** Dataset records follows **
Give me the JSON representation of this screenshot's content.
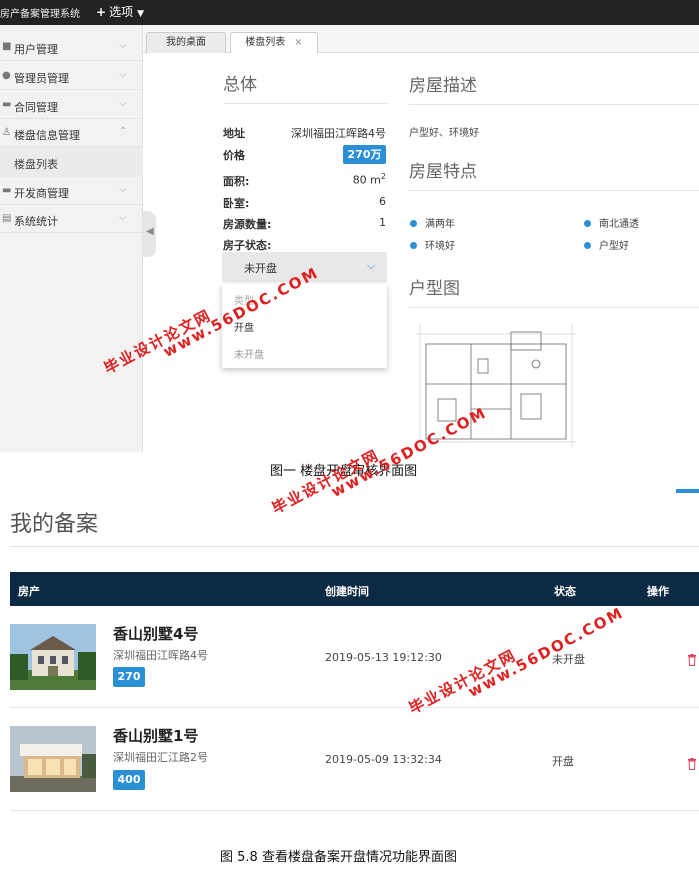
{
  "screenshot1": {
    "app_title": "房产备案管理系统",
    "options_label": "选项",
    "sidebar": {
      "items": [
        {
          "label": "用户管理",
          "icon": "users-icon"
        },
        {
          "label": "管理员管理",
          "icon": "user-icon"
        },
        {
          "label": "合同管理",
          "icon": "folder-icon"
        },
        {
          "label": "楼盘信息管理",
          "icon": "person-icon"
        },
        {
          "label": "开发商管理",
          "icon": "folder-icon"
        },
        {
          "label": "系统统计",
          "icon": "chart-icon"
        }
      ],
      "sub_item": "楼盘列表"
    },
    "tabs": [
      {
        "label": "我的桌面"
      },
      {
        "label": "楼盘列表",
        "close": "×"
      }
    ],
    "overview": {
      "title": "总体",
      "address_label": "地址",
      "address": "深圳福田江晖路4号",
      "price_label": "价格",
      "price": "270万",
      "area_label": "面积:",
      "area": "80 m",
      "area_unit_sup": "2",
      "bedrooms_label": "卧室:",
      "bedrooms": "6",
      "count_label": "房源数量:",
      "count": "1",
      "status_label": "房子状态:",
      "status_value": "未开盘",
      "dropdown_options": [
        "类型",
        "开盘",
        "未开盘"
      ]
    },
    "description": {
      "title": "房屋描述",
      "text": "户型好、环境好"
    },
    "features": {
      "title": "房屋特点",
      "items": [
        "满两年",
        "南北通透",
        "环境好",
        "户型好"
      ]
    },
    "floorplan_title": "户型图",
    "caption": "图一 楼盘开盘审核界面图"
  },
  "screenshot2": {
    "title": "我的备案",
    "columns": [
      "房产",
      "创建时间",
      "状态",
      "操作"
    ],
    "rows": [
      {
        "name": "香山别墅4号",
        "address": "深圳福田江晖路4号",
        "price": "270",
        "created": "2019-05-13 19:12:30",
        "status": "未开盘"
      },
      {
        "name": "香山别墅1号",
        "address": "深圳福田汇江路2号",
        "price": "400",
        "created": "2019-05-09 13:32:34",
        "status": "开盘"
      }
    ]
  },
  "caption2": "图 5.8 查看楼盘备案开盘情况功能界面图",
  "watermark": {
    "cn": "毕业设计论文网",
    "url": "www.56DOC.COM"
  },
  "colors": {
    "accent": "#2b8fd6",
    "table_header": "#0d2a44",
    "watermark": "#e02020"
  }
}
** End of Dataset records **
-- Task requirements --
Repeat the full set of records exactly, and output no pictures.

-- Task solution --
Give me the JSON representation of this screenshot's content.
{
  "screenshot1": {
    "app_title": "房产备案管理系统",
    "options_label": "选项",
    "sidebar": {
      "items": [
        {
          "label": "用户管理",
          "icon": "users-icon"
        },
        {
          "label": "管理员管理",
          "icon": "user-icon"
        },
        {
          "label": "合同管理",
          "icon": "folder-icon"
        },
        {
          "label": "楼盘信息管理",
          "icon": "person-icon"
        },
        {
          "label": "开发商管理",
          "icon": "folder-icon"
        },
        {
          "label": "系统统计",
          "icon": "chart-icon"
        }
      ],
      "sub_item": "楼盘列表"
    },
    "tabs": [
      {
        "label": "我的桌面"
      },
      {
        "label": "楼盘列表",
        "close": "×"
      }
    ],
    "overview": {
      "title": "总体",
      "address_label": "地址",
      "address": "深圳福田江晖路4号",
      "price_label": "价格",
      "price": "270万",
      "area_label": "面积:",
      "area": "80 m",
      "area_unit_sup": "2",
      "bedrooms_label": "卧室:",
      "bedrooms": "6",
      "count_label": "房源数量:",
      "count": "1",
      "status_label": "房子状态:",
      "status_value": "未开盘",
      "dropdown_options": [
        "类型",
        "开盘",
        "未开盘"
      ]
    },
    "description": {
      "title": "房屋描述",
      "text": "户型好、环境好"
    },
    "features": {
      "title": "房屋特点",
      "items": [
        "满两年",
        "南北通透",
        "环境好",
        "户型好"
      ]
    },
    "floorplan_title": "户型图",
    "caption": "图一 楼盘开盘审核界面图"
  },
  "screenshot2": {
    "title": "我的备案",
    "columns": [
      "房产",
      "创建时间",
      "状态",
      "操作"
    ],
    "rows": [
      {
        "name": "香山别墅4号",
        "address": "深圳福田江晖路4号",
        "price": "270",
        "created": "2019-05-13 19:12:30",
        "status": "未开盘"
      },
      {
        "name": "香山别墅1号",
        "address": "深圳福田汇江路2号",
        "price": "400",
        "created": "2019-05-09 13:32:34",
        "status": "开盘"
      }
    ]
  },
  "caption2": "图 5.8 查看楼盘备案开盘情况功能界面图",
  "watermark": {
    "cn": "毕业设计论文网",
    "url": "www.56DOC.COM"
  },
  "colors": {
    "accent": "#2b8fd6",
    "table_header": "#0d2a44",
    "watermark": "#e02020"
  }
}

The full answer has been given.